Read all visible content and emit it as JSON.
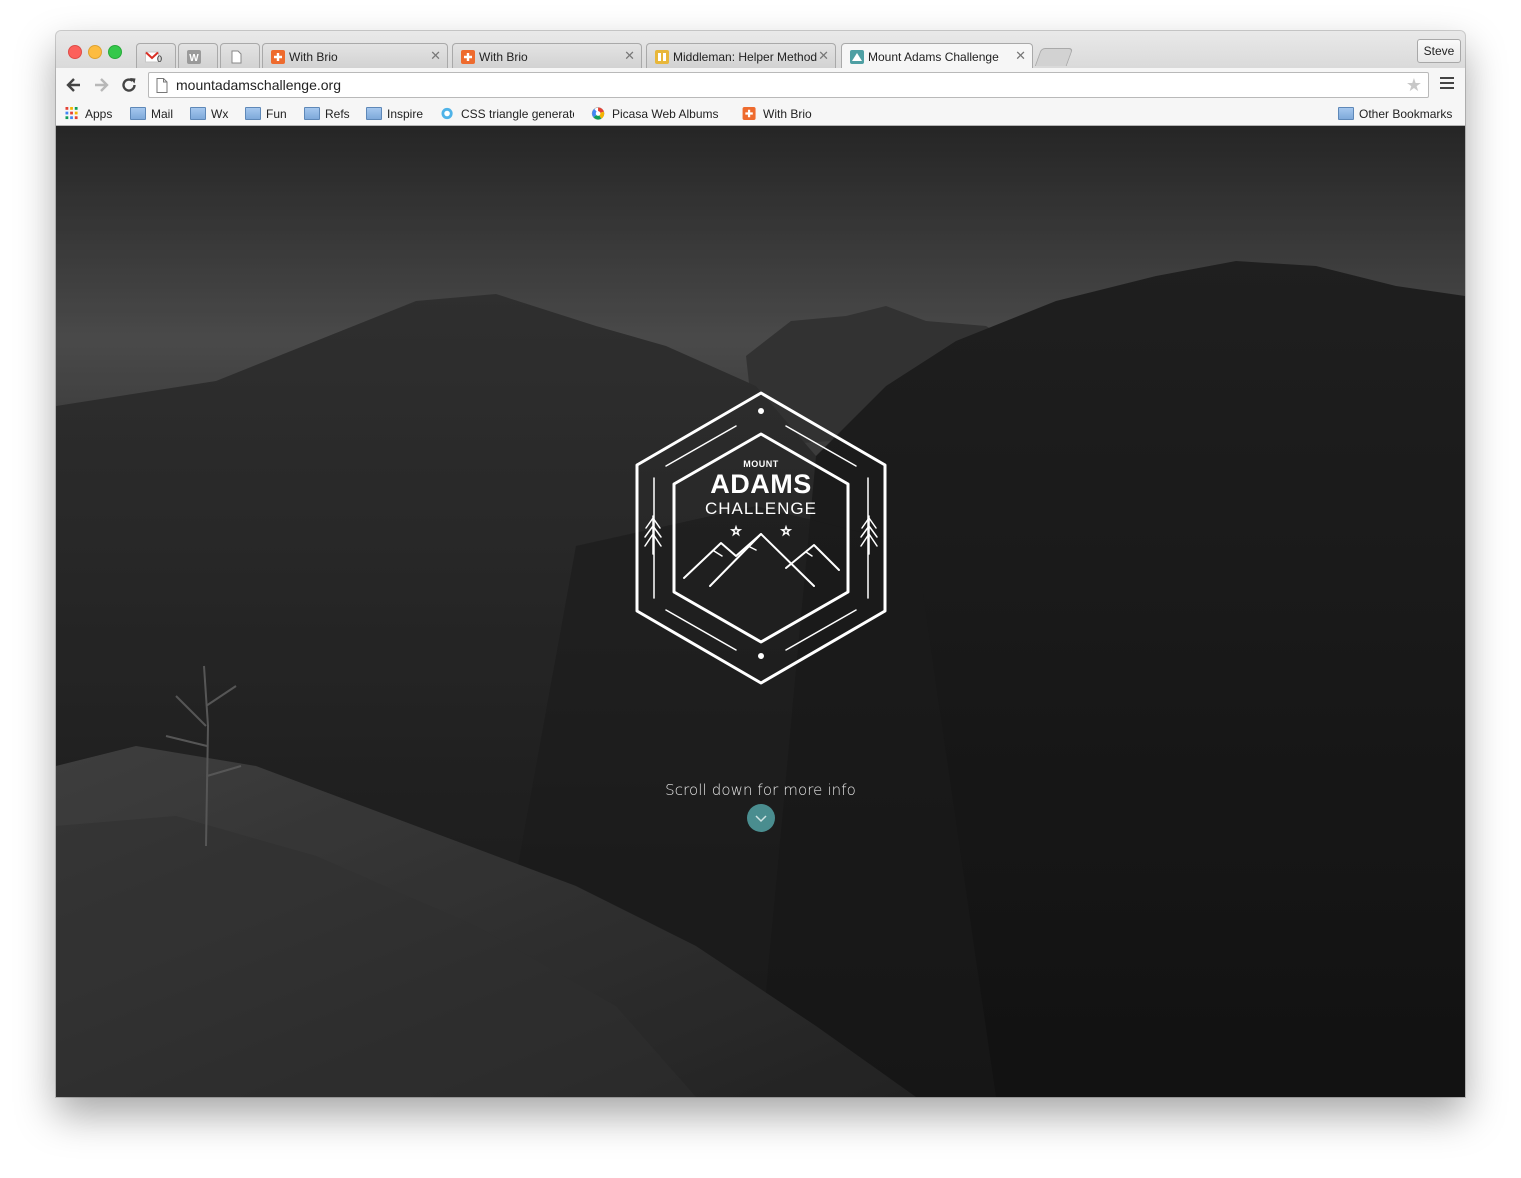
{
  "browser": {
    "tabs": [
      {
        "title": "",
        "icon": "gmail-icon",
        "badge": "0"
      },
      {
        "title": "",
        "icon": "w-icon"
      },
      {
        "title": "",
        "icon": "blank-page-icon"
      },
      {
        "title": "With Brio",
        "icon": "brio-plus-icon"
      },
      {
        "title": "With Brio",
        "icon": "brio-plus-icon"
      },
      {
        "title": "Middleman: Helper Methods",
        "icon": "middleman-icon"
      },
      {
        "title": "Mount Adams Challenge",
        "icon": "mountain-icon",
        "active": true
      }
    ],
    "profile_name": "Steve",
    "address_url": "mountadamschallenge.org",
    "bookmarks": [
      {
        "label": "Apps",
        "icon": "apps-grid-icon"
      },
      {
        "label": "Mail",
        "icon": "folder-icon"
      },
      {
        "label": "Wx",
        "icon": "folder-icon"
      },
      {
        "label": "Fun",
        "icon": "folder-icon"
      },
      {
        "label": "Refs",
        "icon": "folder-icon"
      },
      {
        "label": "Inspire",
        "icon": "folder-icon"
      },
      {
        "label": "CSS triangle generator",
        "icon": "css-triangle-icon"
      },
      {
        "label": "Picasa Web Albums",
        "icon": "picasa-icon"
      },
      {
        "label": "With Brio",
        "icon": "brio-plus-icon"
      }
    ],
    "other_bookmarks": "Other Bookmarks"
  },
  "page": {
    "logo": {
      "line1": "MOUNT",
      "line2": "ADAMS",
      "line3": "CHALLENGE"
    },
    "scroll_text": "Scroll down for more info",
    "accent": "#4a8d8f"
  }
}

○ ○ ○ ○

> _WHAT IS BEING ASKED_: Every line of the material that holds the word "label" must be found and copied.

> _ANSWER BOX_:
        "label": "Apps",
        "label": "Mail",
        "label": "Wx",
        "label": "Fun",
        "label": "Refs",
        "label": "Inspire",
        "label": "CSS triangle generator",
        "label": "Picasa Web Albums",
        "label": "With Brio",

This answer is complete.